Stanford scientists are using the backbones of DNA and specialty fluorescent molecules to detect organic compounds in vapor. The technique relies on replacing traditional DNA nucleobases with one of seven fluorescent molecules developed at Stanford. These new nucleobases change color in the presence of certain organic compounds, providing an indication of what this new nose is ‘smelling’.
Florent Samain, a postdoctoral researcher in chemistry and lead author on the Angewandte Chemie paper, used DNA synthesis techniques to generate a library of all 2,401 possible ways that the seven substitute molecules could be combined in a string of four units.
The team then screened all the possible combinations for sensitivity to four different test substances – as vapors – that differed significantly in their structural and electronic properties.
One substance was commonly used as an aquatic herbicide, another as a solvent in research and industrial applications, another as an inhibitor of mold and bacteria in food and the fourth as an ingredient in products ranging from shoe polish to pesticides, as well as in the preparation of explosives.
The researchers found multiple sensors that showed marked fluorescent responses when exposed to the four test substances.
What is also crucial, the researchers found out, is the order of the compounds along the DNA backbone. Like the sequence of natural DNA, which varies among different animals, the different sequences of the artificial DNA sensors gave different color changes.
Full story: DNA puts Stanford chemists on scent of better artificial nose…

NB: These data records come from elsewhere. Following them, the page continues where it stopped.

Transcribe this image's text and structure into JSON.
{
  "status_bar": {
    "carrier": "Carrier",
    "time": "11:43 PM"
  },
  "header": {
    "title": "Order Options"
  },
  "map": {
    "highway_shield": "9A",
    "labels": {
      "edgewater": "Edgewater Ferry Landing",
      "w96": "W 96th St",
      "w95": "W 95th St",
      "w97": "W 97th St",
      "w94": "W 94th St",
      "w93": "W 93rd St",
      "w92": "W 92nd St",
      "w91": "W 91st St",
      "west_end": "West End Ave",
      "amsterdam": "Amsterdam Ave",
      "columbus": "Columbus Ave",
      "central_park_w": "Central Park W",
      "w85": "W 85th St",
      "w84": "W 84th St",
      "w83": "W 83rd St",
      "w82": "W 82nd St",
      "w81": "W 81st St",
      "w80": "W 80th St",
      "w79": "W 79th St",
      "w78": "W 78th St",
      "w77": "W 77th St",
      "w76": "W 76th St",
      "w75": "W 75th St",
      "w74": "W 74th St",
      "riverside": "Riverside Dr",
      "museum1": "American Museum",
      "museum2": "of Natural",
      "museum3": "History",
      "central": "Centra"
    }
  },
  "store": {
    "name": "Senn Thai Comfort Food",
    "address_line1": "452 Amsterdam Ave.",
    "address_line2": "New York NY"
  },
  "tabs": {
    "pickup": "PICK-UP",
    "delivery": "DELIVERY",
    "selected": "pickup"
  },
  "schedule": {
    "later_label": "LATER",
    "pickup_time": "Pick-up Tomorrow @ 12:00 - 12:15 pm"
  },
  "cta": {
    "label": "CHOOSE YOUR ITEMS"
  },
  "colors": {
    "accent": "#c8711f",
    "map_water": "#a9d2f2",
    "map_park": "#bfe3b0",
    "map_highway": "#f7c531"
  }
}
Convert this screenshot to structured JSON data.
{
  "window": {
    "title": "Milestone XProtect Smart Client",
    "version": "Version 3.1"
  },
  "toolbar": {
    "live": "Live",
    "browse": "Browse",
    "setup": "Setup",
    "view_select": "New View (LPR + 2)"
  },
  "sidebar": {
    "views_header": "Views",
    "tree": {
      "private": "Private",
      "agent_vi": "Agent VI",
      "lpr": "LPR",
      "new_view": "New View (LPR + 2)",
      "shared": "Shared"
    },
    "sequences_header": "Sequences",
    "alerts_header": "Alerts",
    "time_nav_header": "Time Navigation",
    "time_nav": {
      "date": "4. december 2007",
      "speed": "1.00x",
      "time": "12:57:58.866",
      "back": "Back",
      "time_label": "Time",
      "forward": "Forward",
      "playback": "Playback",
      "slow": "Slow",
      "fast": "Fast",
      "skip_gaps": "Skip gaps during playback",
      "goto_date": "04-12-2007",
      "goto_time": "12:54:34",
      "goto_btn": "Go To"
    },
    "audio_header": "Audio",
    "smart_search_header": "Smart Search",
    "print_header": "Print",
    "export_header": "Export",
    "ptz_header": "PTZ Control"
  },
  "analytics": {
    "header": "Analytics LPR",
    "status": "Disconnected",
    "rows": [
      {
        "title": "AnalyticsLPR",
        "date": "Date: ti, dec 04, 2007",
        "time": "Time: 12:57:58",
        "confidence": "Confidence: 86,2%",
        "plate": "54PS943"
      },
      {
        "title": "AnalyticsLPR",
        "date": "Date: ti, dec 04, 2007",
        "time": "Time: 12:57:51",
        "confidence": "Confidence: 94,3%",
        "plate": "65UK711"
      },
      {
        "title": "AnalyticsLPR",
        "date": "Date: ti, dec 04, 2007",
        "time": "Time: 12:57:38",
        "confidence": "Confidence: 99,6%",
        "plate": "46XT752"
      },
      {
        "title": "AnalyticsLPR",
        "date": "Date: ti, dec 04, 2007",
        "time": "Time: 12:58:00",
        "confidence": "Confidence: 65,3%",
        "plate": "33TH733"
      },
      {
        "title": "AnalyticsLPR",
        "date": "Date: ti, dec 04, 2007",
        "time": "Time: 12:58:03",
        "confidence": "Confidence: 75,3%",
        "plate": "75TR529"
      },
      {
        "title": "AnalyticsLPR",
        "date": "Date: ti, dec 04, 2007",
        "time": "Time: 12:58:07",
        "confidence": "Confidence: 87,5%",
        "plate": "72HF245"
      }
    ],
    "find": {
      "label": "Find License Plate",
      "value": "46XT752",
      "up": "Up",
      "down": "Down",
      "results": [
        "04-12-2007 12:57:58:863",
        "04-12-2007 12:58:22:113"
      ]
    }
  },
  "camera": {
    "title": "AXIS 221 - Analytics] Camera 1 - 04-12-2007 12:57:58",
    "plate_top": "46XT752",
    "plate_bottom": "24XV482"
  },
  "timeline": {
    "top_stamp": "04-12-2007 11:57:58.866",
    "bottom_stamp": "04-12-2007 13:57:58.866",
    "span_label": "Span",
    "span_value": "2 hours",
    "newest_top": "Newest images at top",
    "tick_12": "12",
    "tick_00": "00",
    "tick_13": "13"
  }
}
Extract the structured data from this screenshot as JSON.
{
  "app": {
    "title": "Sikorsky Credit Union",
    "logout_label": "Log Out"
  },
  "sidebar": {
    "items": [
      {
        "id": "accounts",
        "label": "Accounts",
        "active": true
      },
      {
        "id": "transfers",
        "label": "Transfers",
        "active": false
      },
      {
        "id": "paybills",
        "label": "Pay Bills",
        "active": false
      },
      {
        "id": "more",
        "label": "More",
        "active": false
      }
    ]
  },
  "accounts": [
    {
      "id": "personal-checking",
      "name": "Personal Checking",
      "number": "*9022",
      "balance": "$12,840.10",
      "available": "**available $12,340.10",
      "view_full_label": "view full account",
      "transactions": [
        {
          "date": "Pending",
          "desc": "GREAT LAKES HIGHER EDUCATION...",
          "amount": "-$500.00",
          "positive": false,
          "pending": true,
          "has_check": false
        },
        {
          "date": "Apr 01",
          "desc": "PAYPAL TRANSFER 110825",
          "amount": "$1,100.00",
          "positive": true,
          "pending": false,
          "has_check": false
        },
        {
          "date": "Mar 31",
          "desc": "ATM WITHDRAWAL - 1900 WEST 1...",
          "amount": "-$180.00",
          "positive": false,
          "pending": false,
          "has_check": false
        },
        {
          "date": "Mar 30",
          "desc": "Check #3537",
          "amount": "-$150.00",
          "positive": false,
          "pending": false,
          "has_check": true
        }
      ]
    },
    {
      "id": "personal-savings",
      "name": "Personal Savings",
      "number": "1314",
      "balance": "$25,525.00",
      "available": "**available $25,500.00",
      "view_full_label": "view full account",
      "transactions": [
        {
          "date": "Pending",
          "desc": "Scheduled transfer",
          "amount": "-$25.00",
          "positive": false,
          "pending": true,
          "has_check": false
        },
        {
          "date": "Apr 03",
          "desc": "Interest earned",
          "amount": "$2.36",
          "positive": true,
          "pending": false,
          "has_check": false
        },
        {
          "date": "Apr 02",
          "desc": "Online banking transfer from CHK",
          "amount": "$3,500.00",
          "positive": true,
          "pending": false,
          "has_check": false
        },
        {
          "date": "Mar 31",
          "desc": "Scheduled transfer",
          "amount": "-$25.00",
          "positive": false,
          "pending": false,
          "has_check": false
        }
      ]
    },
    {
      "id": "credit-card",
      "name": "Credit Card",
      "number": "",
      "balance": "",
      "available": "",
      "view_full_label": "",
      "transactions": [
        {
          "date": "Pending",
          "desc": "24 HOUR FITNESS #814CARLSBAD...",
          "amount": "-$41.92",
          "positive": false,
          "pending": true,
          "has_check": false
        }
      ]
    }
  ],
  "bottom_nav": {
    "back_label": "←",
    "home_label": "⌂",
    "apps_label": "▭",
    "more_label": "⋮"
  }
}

Abstract in Angewandte Chemie: Polyfluorophores on a DNA Backbone: Sensors of Small Molecules in the Vapor Phase